Theoretically, this means Indian firms and government are more likely to default on their rupee-denominated borrowings than before.
However, in reality, the revision is to capture the risk and highlight the trigger point, the widening fiscal deficit in this case.
Bond yields rose and the local currency weakened following the downgrade. The yield on the benchmark 10-year bond rose to 9.48% from Monday’s close of 9.38%. The rupee meanwhile declined by 0.7% to close at 43.24 to a dollar.
“The revision to the local currency outlook is based on a considerable deterioration in the Central government’s fiscal position in 2008-09 … combined with a notable increase in government debt issuance to finance subsidies,” said James McCormack, head of Asia Sovereign ratings at Fitch.
Fitch expects the fiscal deficit to widen from 2.8% of gross domestic product (GDP) in fiscal 2008 to 4.5% in fiscal 2009, based in part on higher subsidies interest payments and wages. It expects the deficit to widen further to 6.5% in the year because of off-budget items such as the bonds issued to oil and fertilizer companies.
Among other global rating agencies, Standard and Poor’s (S&P) on 10 July had said it might consider lowering India’s sovereign rating to “speculative” from “stable” if the uncertainties in the economy continues. It has for now affirmed its ‘BBB-’ rating.
Moody’s foreign currency rating for India, at Baa3, is already equivalent to where the Fitch and S&P ratings are, according to Aninda Mitra, India sovereign ratings analyst at Moody’s Investors Service.
“The local currency bond rating for the sovereign is Ba2, which is two notches below that of Fitch and S&P,” Mitra said. “The gap between the two ratings reflects a lot of the weaknesses that we have started to see on the fiscal front,” Mitra added.
Fitch kept the rating for the local currency intact at ‘BBB-’. It also affirmed India’s long-term foreign currency rating at ‘BBB-’ with a stable outlook, and its short-term foreign currency rating at ‘F3’ and country ceiling at ‘BBB-’.
According to the agency’s methodologies, the long-term ‘BBB’ national ratings denote “adequate credit risk” relative to other issuers.
However, a country’s economic conditions are more likely to affect the timely payment for these borrowers than the companies with a higher rating. The best rating in the class is AAA.
‘F3’ is a short-term credit rating indicating adequate capacity for timely payment. However, such capacity is more susceptible to near-term adverse changes than for financial commitments in higher-rated categories. The best in the class is F1.

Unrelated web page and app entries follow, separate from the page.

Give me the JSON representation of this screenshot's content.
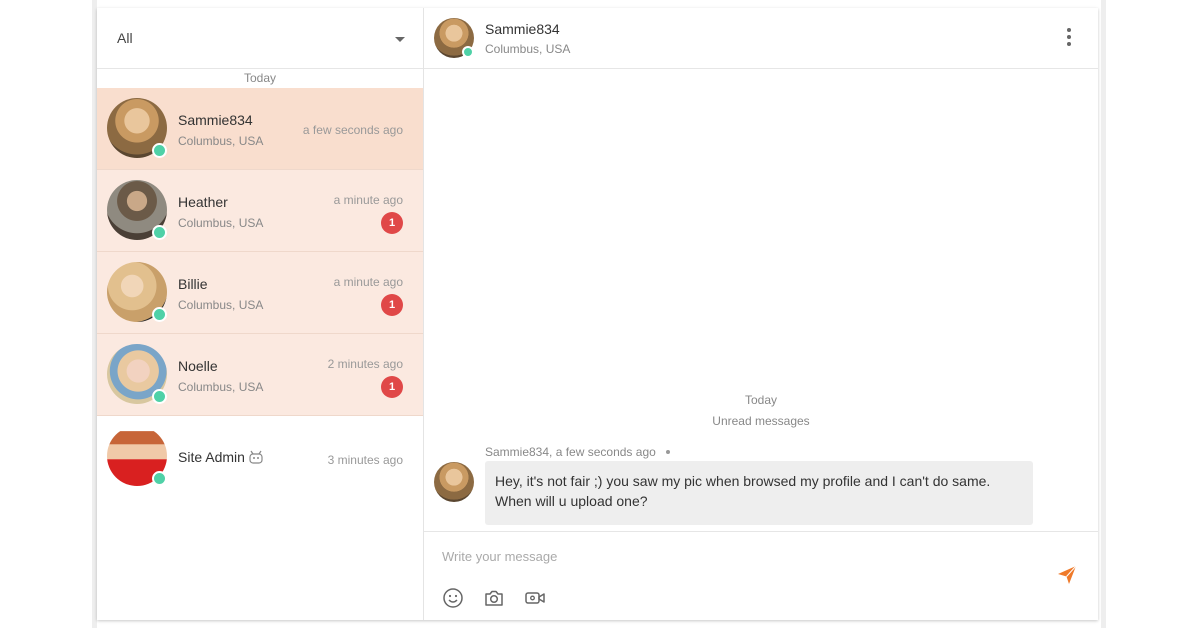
{
  "sidebar": {
    "filter_label": "All",
    "day_label": "Today",
    "conversations": [
      {
        "name": "Sammie834",
        "location": "Columbus, USA",
        "time": "a few seconds ago",
        "badge": ""
      },
      {
        "name": "Heather",
        "location": "Columbus, USA",
        "time": "a minute ago",
        "badge": "1"
      },
      {
        "name": "Billie",
        "location": "Columbus, USA",
        "time": "a minute ago",
        "badge": "1"
      },
      {
        "name": "Noelle",
        "location": "Columbus, USA",
        "time": "2 minutes ago",
        "badge": "1"
      },
      {
        "name": "Site Admin",
        "location": "",
        "time": "3 minutes ago",
        "badge": ""
      }
    ]
  },
  "chat": {
    "header": {
      "name": "Sammie834",
      "location": "Columbus, USA"
    },
    "day_label": "Today",
    "unread_label": "Unread messages",
    "message": {
      "sender": "Sammie834,",
      "time": "a few seconds ago",
      "line1": "Hey, it's not fair ;) you saw my pic when browsed my profile and I can't do same.",
      "line2": "When will u upload one?"
    },
    "composer": {
      "placeholder": "Write your message",
      "value": ""
    }
  },
  "icons": {
    "dropdown": "chevron-down-icon",
    "menu": "more-vertical-icon",
    "emoji": "smiley-icon",
    "camera": "camera-icon",
    "video": "video-camera-icon",
    "send": "send-icon",
    "admin": "robot-icon"
  },
  "colors": {
    "online_status": "#4fd1a7",
    "active_row": "#f9dece",
    "unread_row": "#fbe9e0",
    "badge": "#e04848",
    "send_accent": "#ef7a2a"
  }
}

India’s foreign currency rating was not changed because of the vast amount of foreign reserves available with the country.